4. Spoon the mixture into a pastry bag fitted with a plain half-inch tip (Ateco #806). You can also use a Ziploc bag with a corner cut off. It’s easiest to fill your bag if you stand it up in a tall glass and fold the top down before spooning in the batter.
5. Pipe one-inch-sized (2.5 cm) mounds of batter onto baking sheets lined with nonstick liners (or parchment paper).
6. Bake the for 5 minutes. Remove the pan from the oven and raise the temperature to 375°F (190°C). Once the oven is up to temperature, put the pans back in the oven and bake for an additional 7 to 8 minutes, or lightly colored.
7. Cool on a rack before filling.
Note: making is somewhat labor intensive, yet simultaneously less difficult than you think it will be. One thing you must do is have your egg whites at room temperature. I kept my egg whites out on the counter, covered, for at least 24 hours but I think longer is better.This ensures they beat up properly, as texture is an integral component to macaroons. You will be piping the batter onto parchment paper or nonstick liners, and some home bakers use stencils to make sure their macaroons are uniform in size. It’s your choice.
Be aware that you are beating your egg whites first to soft peaks. Soft peaks means that the peaks of the meringue curl over when you lift up the beaters. After you add the granulated sugar to the soft peak meringue, you will beat the mixture to stiff peaks, which, true to their name, stand straight up. Be careful not to overbeat your eggs.
You will also be folding the nut flour into the meringue. As with most recipes when you combine something with beaten egg whites, be gentle in your mixing to keep the egg whites light. If you want to try different nuts, don’t use 100% different. The reason almond flour is used is because of the low moisture content in them. For my walnut macarons I used 50/50 ratio of walnut flour and almond flour.
Some recipes call for drying the piped macaroons on the counter prior to baking for 30 minutes to an hour. This recipe stipulates that you bake the macaroons at a low temperature for 5 minutes, then take them out of the oven, raising the temperature, and baking them for an additional 7 to 8 minutes. Drying is necessary to get the trademark “feet” on your macaroons. Experiment to find the best technique for you.
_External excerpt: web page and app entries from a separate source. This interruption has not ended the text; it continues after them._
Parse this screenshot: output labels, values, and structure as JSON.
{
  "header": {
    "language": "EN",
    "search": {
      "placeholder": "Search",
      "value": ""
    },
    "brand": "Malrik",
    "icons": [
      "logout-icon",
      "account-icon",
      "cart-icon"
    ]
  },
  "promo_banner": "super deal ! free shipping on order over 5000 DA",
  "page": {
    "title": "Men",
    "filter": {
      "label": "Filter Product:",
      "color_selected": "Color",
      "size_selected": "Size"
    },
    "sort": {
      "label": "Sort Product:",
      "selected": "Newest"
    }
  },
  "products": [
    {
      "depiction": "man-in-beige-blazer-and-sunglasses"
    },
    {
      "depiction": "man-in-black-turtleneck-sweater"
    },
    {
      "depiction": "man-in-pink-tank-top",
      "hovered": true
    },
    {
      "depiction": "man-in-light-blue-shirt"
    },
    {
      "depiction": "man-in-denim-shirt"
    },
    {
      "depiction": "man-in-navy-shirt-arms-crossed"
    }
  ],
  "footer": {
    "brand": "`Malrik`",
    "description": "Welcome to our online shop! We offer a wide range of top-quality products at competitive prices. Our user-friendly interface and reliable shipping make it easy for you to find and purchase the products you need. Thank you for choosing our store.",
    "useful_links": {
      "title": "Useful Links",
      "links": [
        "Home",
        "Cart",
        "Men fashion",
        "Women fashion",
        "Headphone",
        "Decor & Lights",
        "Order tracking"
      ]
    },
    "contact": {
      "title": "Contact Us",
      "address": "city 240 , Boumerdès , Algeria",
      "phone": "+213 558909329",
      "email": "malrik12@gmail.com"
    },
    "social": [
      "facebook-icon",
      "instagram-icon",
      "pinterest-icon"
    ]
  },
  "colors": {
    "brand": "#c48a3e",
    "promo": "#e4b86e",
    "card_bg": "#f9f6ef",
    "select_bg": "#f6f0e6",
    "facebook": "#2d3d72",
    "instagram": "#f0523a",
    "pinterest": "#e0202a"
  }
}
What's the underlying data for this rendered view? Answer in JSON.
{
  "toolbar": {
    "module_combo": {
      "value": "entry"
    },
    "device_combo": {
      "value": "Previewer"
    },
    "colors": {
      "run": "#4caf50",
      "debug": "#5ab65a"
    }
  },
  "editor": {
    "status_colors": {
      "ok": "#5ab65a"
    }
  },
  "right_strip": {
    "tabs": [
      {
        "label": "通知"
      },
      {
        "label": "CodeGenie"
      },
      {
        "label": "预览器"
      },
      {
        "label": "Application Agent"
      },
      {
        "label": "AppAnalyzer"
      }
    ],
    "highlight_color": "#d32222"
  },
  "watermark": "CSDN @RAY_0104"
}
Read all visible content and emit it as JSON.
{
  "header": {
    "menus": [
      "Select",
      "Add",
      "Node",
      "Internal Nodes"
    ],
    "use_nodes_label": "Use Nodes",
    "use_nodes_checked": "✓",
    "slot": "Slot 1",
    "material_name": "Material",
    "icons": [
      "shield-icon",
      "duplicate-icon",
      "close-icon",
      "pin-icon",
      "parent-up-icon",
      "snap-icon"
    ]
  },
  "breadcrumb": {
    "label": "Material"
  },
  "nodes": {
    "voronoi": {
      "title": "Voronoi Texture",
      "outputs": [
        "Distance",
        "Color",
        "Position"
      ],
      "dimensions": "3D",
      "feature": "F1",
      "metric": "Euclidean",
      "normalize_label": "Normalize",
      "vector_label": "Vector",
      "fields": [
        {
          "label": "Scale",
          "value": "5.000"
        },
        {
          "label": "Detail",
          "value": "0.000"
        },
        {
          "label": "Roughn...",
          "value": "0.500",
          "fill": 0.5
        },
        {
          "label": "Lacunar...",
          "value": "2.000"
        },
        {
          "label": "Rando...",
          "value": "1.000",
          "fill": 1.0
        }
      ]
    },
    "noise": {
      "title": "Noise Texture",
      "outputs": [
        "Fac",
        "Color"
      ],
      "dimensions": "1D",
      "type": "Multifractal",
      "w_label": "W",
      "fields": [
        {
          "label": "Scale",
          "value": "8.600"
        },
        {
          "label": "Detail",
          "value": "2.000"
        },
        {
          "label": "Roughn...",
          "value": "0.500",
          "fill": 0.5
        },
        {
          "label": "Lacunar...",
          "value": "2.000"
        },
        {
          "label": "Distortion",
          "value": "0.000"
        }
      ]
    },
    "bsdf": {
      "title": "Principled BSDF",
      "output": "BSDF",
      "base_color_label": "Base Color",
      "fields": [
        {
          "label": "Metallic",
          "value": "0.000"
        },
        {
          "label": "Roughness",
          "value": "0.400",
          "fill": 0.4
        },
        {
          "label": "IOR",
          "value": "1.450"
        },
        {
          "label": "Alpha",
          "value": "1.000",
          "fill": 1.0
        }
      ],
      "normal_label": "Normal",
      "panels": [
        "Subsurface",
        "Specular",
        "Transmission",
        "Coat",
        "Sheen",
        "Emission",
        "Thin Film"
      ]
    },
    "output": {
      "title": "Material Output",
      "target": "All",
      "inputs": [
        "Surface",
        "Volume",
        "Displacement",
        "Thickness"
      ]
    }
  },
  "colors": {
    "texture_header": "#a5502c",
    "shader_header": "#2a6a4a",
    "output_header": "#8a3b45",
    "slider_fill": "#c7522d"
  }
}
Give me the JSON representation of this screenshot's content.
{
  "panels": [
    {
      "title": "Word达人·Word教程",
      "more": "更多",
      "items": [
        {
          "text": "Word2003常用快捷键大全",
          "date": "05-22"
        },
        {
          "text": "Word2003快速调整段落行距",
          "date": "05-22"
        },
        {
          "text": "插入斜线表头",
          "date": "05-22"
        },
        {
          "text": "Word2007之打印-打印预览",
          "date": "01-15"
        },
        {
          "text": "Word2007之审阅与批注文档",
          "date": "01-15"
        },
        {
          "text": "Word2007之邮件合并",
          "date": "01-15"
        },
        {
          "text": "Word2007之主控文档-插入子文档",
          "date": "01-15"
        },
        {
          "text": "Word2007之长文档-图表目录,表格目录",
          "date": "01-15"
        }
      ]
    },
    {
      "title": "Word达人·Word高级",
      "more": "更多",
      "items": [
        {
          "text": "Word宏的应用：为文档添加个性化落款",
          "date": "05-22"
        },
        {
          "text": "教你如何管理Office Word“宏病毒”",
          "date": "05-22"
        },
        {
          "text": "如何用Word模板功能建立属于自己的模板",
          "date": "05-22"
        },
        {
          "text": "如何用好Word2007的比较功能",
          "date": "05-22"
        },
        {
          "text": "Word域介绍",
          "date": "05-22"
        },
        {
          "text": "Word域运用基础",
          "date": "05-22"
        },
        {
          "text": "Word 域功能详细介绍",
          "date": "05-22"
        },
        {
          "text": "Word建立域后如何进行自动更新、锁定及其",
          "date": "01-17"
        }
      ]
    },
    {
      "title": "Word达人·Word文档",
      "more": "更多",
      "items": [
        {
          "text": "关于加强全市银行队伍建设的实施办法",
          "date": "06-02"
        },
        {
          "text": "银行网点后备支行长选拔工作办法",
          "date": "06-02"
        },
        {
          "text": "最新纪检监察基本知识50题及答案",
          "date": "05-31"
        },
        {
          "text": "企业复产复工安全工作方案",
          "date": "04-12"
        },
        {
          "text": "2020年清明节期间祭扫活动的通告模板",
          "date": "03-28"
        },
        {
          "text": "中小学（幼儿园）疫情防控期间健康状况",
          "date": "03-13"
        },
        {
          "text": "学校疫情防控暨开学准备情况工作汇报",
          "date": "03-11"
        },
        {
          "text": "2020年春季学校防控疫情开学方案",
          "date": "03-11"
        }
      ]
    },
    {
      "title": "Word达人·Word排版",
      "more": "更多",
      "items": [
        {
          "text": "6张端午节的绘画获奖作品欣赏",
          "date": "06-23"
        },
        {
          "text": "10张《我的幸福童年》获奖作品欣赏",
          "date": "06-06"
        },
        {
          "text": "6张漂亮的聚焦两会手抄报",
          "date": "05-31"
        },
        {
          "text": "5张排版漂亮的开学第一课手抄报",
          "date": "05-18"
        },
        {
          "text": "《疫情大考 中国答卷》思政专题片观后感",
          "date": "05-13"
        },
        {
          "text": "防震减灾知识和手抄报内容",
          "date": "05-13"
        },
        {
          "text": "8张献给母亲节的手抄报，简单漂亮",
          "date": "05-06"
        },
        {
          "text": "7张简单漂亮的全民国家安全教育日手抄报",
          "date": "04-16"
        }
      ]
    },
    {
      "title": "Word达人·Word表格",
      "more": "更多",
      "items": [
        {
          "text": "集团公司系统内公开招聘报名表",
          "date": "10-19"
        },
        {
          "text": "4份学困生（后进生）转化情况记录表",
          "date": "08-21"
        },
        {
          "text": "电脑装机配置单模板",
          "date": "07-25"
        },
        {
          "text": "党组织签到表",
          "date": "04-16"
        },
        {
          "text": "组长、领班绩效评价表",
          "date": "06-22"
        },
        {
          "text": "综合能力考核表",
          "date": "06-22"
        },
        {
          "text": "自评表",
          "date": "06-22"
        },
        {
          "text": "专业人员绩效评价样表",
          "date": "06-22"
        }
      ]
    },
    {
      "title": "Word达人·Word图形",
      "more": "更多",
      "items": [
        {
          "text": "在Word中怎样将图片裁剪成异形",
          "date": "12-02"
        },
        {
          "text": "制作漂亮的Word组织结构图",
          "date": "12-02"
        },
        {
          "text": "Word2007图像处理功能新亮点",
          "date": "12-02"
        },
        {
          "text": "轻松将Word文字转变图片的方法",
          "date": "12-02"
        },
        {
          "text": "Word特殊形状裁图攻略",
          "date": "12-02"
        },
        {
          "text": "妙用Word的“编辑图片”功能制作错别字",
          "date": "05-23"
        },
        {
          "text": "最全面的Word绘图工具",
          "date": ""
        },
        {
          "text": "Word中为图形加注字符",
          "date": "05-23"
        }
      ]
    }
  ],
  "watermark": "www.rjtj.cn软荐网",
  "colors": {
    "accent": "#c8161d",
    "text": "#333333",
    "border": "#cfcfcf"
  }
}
If you plan on using parchment paper rather than nonstick pan liners, be careful when removing the macaroons from the paper, as they can stick and are very delicate. Some recipes suggest lifting up a corner of the paper and letting a drop of water fall onto the hot baking sheet, thus producing steam, which helps the macaroons release.
David Lebovitz breaks it down: http://www.davidlebovitz.com/archives/2008/09/making_french_macarons.htm…
More macaroon 411: http://www.seriouseats.com/2007/10/introduction-to-french-macarons.html
Get inspired by our own Tartlette!: http://www.mytartelette.com/search/label/macarons
Go behind the scenes of Paulette: http://www.youtube.com/watch?v=qXIvX0-CEu0
Watch a pro pipe macaroons: http://www.youtube.com/watch?v=t_RfiFoWZKQ&feature=related
Beating egg whites: http://www.glutenfreecookingschool.com/archives/egg-series-no-1-how-to-b…